By this time you're probably wondering: what's my point? I am glad you asked.  Because it seems that in mainstream media today, the SEC can do no wrong, and the Big Ten can't even tie its collective shoes without doing something wrong.  And this has become a disturbing trend.  And I think I have figured out why.  One reason is the unaminous hatred for anything Ohio State.  Mainstream media cannot stand that Ohio State is consistently in the discussion of the nation's elite teams.  They will try to use every different angle they can to tear down the Buckeye program.  To be fair, Ohio State may not be the number six program in the country, as some would say they lost to their only quality opponent, but if you look at the programs below them you could make an argument that not one of them has a win that puts them decidely(sp) above the Buckeyes.

And the next reason the media has it in for the Big Ten follows from the first, with the recent decline of the University of Michigan football program, there has not been a consistent challenger to Ohio State in the conference.  Many will argue that with the addition of Nebraska University next season that will change.  While that may be true it doesn't change the current reality  Wisconsin knocked Ohio State from its perch this year, yet some people still wonder had Ohio State been able to cover the opening kickoff if the outcome would have been the same.  The media argues that the SEC is the tougher conference because no one really knows from year to year who will take the crown.  Sure Florida has taken two of the last four BCS titles.  But sandwiched in between are also titles by LSU and Alabama, and, potentially, a third title from Auburn.  But in the Big Ten there has only been one team to consistently make it to the BCS: Ohio State.  Ohio State's struggles in recent BCS contest(s) (they have lost three of their last four games, two to teams from the SEC) only further the media's opinion that the Big Ten is watered down.

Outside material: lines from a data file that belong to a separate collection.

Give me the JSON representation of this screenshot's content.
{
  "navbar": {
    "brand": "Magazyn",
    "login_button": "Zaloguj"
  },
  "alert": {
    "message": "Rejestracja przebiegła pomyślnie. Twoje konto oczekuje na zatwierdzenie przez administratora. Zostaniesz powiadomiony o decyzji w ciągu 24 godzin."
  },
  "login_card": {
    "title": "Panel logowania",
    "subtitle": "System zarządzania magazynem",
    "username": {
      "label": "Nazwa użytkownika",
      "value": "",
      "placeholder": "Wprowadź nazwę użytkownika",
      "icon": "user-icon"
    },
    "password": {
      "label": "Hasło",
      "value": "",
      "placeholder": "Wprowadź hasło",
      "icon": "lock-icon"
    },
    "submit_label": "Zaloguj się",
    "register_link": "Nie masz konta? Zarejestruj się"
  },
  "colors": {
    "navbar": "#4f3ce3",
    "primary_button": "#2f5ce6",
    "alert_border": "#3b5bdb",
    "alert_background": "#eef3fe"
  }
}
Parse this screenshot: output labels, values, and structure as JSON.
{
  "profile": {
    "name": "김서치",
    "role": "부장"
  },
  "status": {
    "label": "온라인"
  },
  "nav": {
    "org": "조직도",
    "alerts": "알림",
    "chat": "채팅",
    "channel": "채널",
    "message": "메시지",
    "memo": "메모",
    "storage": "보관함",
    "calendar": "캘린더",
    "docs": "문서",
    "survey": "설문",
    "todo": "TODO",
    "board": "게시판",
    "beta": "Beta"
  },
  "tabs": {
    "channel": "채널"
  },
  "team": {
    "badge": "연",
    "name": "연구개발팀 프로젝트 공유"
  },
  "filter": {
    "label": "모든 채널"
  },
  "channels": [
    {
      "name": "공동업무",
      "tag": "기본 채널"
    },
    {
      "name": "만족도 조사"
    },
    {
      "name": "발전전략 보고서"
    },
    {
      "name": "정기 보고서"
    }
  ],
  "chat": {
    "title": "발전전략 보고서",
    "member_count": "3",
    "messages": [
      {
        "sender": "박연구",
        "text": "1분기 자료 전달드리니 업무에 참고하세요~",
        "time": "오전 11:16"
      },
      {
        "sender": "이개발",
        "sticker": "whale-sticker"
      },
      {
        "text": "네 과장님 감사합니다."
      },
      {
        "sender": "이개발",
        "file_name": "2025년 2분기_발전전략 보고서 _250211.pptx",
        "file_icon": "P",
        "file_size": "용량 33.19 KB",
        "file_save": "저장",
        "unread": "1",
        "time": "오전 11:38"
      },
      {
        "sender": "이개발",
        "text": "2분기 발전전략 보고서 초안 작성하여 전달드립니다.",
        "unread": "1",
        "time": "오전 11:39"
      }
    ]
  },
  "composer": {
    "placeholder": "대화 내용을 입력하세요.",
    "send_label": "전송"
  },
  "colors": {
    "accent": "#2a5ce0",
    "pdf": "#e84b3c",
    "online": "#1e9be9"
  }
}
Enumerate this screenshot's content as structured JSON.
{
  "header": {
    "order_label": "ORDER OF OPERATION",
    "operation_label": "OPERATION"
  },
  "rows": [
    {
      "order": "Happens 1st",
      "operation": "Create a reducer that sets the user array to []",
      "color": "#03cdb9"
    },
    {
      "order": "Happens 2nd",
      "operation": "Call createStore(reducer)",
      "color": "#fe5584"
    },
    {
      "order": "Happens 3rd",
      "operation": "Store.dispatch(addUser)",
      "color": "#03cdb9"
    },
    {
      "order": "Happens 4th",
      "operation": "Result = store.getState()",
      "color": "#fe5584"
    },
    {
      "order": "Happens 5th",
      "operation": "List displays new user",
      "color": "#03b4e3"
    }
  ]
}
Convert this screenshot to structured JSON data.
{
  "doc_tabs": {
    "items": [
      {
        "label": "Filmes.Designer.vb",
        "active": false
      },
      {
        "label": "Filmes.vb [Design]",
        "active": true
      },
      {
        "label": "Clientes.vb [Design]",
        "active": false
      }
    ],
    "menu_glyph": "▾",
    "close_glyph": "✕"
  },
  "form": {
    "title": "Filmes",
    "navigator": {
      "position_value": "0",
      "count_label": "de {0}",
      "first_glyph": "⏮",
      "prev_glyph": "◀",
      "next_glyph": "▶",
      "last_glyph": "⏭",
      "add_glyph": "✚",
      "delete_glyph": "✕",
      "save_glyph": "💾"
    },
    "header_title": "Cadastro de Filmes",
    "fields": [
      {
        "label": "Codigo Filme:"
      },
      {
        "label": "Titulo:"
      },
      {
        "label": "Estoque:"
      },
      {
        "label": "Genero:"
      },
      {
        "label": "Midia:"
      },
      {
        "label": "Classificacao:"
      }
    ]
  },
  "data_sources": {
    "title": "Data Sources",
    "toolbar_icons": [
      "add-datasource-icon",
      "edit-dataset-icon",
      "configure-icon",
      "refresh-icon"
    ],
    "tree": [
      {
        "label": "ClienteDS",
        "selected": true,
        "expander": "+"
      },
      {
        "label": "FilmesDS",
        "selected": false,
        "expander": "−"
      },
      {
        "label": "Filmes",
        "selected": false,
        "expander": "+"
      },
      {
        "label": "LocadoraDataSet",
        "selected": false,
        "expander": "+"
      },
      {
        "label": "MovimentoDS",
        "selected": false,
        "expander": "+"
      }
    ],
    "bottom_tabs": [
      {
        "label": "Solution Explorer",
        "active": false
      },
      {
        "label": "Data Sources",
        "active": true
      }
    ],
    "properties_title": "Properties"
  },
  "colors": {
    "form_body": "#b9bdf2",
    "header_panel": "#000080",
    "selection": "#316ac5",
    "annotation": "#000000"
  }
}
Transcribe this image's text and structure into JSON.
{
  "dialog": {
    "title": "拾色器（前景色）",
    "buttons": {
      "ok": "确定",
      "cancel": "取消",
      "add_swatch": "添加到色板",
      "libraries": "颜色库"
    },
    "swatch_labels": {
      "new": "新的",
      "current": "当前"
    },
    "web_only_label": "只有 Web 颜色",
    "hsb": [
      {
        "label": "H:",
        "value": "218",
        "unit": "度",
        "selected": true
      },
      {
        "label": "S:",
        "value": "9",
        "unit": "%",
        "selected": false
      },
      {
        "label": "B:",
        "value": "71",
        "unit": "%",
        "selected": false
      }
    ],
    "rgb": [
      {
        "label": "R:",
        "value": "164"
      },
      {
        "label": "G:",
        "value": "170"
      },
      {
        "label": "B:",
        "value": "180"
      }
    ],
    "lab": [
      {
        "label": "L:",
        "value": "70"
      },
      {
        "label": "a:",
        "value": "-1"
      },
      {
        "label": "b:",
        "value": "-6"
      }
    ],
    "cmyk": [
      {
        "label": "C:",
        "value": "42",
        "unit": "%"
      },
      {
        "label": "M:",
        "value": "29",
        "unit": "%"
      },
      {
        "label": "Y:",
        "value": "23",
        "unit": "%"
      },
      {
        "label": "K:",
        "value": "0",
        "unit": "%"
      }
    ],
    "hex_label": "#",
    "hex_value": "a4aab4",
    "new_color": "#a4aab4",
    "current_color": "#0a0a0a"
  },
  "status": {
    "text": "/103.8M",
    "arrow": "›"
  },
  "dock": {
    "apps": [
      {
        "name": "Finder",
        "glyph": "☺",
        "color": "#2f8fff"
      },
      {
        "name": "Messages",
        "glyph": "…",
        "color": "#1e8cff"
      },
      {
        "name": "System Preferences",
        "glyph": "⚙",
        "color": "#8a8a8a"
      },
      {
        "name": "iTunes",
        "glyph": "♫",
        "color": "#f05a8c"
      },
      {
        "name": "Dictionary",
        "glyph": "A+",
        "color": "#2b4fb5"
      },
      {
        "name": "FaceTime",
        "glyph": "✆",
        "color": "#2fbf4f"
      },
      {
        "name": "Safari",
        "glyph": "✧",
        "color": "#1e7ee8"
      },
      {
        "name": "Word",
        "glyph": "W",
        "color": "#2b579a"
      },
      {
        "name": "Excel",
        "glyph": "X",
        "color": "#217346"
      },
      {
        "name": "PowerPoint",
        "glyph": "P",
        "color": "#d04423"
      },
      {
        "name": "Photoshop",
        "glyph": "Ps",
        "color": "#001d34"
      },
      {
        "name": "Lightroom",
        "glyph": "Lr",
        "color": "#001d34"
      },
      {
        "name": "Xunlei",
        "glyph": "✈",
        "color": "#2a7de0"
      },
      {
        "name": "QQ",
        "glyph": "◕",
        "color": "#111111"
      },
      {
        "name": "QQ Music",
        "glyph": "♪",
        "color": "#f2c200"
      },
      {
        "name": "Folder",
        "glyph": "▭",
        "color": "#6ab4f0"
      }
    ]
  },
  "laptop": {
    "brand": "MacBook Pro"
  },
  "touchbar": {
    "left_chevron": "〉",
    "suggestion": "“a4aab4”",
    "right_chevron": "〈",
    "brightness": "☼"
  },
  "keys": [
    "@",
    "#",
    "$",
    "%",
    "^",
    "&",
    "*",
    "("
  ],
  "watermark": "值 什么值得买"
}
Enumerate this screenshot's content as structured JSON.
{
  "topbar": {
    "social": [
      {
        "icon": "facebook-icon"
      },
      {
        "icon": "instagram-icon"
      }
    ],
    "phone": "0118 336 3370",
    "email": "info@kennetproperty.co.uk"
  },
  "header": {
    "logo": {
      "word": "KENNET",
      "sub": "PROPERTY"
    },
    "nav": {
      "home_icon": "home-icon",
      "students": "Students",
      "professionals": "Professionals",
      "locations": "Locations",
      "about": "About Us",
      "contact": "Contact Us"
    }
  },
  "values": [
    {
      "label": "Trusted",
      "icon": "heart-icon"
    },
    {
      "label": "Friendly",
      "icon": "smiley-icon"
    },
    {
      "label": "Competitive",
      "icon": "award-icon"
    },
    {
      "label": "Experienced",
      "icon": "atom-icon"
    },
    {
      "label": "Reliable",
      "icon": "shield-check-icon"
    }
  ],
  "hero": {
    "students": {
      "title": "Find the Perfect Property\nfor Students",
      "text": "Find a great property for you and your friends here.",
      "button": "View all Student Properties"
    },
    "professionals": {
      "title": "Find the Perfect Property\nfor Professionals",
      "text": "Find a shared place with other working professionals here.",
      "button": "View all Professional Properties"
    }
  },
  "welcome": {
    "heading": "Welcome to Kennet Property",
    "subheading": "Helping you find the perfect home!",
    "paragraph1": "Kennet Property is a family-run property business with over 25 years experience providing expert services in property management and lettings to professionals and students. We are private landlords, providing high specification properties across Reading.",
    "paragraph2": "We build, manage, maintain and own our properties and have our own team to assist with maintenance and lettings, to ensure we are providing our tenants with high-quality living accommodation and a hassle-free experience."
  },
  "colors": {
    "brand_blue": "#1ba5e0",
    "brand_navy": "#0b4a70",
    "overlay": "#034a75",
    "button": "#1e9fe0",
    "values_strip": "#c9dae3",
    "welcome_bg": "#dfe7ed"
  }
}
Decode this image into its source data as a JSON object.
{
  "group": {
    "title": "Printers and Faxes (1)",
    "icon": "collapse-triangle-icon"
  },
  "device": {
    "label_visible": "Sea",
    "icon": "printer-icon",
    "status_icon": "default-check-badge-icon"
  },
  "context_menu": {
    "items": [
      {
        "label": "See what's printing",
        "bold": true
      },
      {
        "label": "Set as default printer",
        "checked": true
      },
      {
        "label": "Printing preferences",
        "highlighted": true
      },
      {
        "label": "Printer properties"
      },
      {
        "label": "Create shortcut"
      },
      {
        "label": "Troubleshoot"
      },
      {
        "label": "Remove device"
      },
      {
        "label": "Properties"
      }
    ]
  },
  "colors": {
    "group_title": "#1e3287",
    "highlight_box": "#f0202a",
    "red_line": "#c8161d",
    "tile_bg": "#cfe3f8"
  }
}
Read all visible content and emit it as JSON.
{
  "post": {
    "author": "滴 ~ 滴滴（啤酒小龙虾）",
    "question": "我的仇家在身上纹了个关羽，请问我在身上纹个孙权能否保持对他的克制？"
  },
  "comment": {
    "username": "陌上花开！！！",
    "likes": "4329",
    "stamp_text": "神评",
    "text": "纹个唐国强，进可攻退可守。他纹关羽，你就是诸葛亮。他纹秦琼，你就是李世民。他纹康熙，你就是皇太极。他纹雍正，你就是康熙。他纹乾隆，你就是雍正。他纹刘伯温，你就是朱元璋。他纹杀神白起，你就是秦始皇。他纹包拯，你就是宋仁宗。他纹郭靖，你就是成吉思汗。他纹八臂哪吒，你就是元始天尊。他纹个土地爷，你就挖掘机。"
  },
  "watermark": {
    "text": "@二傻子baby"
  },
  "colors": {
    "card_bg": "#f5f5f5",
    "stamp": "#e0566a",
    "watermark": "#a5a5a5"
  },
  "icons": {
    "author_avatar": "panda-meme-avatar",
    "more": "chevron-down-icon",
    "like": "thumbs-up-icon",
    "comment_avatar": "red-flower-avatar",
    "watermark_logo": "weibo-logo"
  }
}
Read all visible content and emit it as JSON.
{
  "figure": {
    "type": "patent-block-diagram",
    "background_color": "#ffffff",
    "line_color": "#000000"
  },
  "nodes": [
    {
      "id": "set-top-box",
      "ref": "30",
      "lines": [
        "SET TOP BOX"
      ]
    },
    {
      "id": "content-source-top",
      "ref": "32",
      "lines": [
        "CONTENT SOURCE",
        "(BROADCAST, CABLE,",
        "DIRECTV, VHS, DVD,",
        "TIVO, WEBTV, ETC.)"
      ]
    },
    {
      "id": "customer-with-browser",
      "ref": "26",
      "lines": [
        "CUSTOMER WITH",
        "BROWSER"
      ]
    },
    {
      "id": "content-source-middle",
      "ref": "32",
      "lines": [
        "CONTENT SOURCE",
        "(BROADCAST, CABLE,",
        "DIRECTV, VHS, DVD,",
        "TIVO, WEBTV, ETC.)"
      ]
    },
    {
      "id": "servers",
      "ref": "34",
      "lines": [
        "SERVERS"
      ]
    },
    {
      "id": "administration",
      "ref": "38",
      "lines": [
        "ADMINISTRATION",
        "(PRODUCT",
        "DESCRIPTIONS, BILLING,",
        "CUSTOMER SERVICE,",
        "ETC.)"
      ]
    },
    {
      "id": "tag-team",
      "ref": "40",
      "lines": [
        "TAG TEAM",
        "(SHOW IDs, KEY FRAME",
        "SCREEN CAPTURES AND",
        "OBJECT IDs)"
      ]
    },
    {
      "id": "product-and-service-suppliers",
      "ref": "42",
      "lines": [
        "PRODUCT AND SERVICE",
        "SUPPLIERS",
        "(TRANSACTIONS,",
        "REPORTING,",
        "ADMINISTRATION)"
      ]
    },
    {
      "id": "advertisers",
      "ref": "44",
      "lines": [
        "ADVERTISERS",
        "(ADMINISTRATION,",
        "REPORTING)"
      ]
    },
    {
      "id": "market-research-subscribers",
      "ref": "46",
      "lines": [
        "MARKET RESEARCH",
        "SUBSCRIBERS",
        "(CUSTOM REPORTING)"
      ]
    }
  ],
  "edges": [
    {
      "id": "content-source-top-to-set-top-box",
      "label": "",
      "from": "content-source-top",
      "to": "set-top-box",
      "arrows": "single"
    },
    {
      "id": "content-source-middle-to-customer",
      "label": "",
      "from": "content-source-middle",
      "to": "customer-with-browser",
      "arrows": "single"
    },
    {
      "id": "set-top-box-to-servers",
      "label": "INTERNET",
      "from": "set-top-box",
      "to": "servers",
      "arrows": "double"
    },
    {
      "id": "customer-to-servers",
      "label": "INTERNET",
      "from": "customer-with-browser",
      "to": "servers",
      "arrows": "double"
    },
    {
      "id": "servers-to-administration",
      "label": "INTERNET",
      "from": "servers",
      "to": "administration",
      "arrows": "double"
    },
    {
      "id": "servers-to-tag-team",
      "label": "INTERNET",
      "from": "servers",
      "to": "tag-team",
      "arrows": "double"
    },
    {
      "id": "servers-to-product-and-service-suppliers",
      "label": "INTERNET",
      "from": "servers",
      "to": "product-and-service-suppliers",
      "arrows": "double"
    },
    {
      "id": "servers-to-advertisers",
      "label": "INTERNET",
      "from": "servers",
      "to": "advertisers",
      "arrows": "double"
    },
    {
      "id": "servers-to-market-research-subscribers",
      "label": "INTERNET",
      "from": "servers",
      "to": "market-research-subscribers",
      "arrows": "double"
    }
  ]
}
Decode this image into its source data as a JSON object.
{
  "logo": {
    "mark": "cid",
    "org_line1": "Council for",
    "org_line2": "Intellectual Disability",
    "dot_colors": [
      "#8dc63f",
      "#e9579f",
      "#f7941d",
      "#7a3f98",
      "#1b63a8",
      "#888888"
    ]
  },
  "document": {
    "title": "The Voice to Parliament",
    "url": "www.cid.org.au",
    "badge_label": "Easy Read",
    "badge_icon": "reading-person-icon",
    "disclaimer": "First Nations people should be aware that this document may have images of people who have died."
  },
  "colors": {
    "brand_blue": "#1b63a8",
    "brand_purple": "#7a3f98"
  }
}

So maybe Big Ten expansion isn't such a bad thing after all.  Because maybe it will restore some parity to the conference,  and bit by bit repair its image in the eyes of mainstream media.